The Instant Pot method is much simpler. Just cut the tomatoes in half or quarters and toss them into the instant Pot. Since the tomatoes collapse as they are pressure cooked, you can fill the pot right to the max if you have that many tomatoes. We didn’t have that many yet so our pot was really only loosely 2/3 full. We weighed about 4.2 lbs of tomatoes in this first run.
Then pressure cook them for about 20 minutes. We first tried 10 minutes and they weren’t quite soft enough, so we added 15 more. Probably 20 would have been plenty. Since the tomatoes in the pot are mostly in their own water and not near the steam release spout, you can safely use Quick Release. But letting the pot cool naturally won’t hurt anything.
Then, place a food mill over another pot (sorry you still have to get two pots dirty) and scoop out the tomatoes. They should mush up quickly in the food mill and go through to the pot below. The skins and seeds remain behind.
Add the following to the sauce in the pot. The amounts depend on your taste and the batch size.
- 1 Tb salt
- 1 Tb sugar
- 1 minced onion
- 2-3 Tb chopped parsley
- 2 bay leaves
- 2 Tb chopped basil
- 1 Tb oregano
- lemon juice (1 Tb per jar)
Cook until the sauce has thickened, about 30-40 minutes.
Sterilize mason jars and new lids in a pot of boiling water for 15 minutes. Drain them on a paper towel, add 1 Tb of lemon juice or 1/4 tsp citric acid, and then immediate fill with hot sauce. Wipe off the rims to make sure the lids will seal. Put on the lids and screw them down.
Put the jars back in the boiling water and sterilize for 30 minutes. Remove the jars and let them cool, Make sure each lid “pops” and is concave.
Now, while we didn’t have quite a full pot of tomatoes this time, we will soon.
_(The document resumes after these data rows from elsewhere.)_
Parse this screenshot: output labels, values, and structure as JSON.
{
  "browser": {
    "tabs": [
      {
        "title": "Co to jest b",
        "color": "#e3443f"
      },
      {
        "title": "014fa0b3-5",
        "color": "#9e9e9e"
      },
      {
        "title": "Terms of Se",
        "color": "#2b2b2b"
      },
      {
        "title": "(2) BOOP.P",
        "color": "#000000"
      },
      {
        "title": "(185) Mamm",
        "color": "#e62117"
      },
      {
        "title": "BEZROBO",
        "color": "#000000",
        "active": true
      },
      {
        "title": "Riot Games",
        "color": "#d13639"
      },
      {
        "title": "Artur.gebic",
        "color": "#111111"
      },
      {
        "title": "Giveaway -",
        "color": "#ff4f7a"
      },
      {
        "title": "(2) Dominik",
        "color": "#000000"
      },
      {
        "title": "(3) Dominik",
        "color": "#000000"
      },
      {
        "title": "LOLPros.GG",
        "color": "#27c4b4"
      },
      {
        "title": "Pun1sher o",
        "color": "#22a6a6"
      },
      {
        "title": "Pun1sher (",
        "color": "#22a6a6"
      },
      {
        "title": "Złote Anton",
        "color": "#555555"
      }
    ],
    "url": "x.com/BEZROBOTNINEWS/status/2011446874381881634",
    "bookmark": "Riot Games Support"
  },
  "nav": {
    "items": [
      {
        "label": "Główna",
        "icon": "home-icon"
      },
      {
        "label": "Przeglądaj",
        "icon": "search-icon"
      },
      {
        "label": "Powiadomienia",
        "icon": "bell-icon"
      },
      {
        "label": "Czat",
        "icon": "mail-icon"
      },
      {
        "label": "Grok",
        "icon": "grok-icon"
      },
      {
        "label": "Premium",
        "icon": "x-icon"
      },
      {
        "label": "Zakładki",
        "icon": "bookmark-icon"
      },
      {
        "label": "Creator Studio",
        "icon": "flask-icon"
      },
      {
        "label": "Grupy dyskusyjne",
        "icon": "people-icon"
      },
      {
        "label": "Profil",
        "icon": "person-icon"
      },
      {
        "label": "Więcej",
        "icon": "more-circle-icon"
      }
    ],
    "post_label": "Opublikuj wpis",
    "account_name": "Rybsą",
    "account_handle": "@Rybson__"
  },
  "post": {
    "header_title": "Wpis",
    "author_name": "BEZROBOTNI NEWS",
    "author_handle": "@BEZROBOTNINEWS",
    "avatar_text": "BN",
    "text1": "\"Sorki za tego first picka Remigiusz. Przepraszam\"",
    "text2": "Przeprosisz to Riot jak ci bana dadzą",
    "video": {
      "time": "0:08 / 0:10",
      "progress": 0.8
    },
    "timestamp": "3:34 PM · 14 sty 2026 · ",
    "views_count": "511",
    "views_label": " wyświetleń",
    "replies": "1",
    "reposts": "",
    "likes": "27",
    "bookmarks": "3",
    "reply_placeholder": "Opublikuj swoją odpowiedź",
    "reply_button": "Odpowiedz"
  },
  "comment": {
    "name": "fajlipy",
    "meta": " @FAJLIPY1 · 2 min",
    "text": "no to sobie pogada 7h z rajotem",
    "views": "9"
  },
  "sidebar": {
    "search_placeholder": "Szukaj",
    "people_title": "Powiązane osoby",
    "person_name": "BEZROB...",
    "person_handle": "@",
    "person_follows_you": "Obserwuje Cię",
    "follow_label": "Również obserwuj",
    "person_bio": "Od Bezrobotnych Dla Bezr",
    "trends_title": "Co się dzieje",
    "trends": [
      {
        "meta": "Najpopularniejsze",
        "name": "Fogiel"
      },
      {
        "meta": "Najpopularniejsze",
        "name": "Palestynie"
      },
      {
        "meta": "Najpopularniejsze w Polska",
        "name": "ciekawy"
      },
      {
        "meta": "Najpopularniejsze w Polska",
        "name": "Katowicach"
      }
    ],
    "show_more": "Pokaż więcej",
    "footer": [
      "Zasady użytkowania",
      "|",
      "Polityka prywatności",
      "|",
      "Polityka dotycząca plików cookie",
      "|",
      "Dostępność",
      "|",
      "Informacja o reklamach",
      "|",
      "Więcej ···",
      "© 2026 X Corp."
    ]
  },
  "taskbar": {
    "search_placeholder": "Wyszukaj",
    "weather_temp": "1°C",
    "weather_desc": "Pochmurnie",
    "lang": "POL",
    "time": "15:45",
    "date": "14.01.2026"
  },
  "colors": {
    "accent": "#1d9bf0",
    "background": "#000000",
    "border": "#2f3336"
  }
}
In fact, we usually can about 10 lbs at a time, and in this system, we would make one batch, run it through the food mill and then do another batch and run it through the food mill, and cook and can both batches of sauce at once. That’s way easier than the “old” way!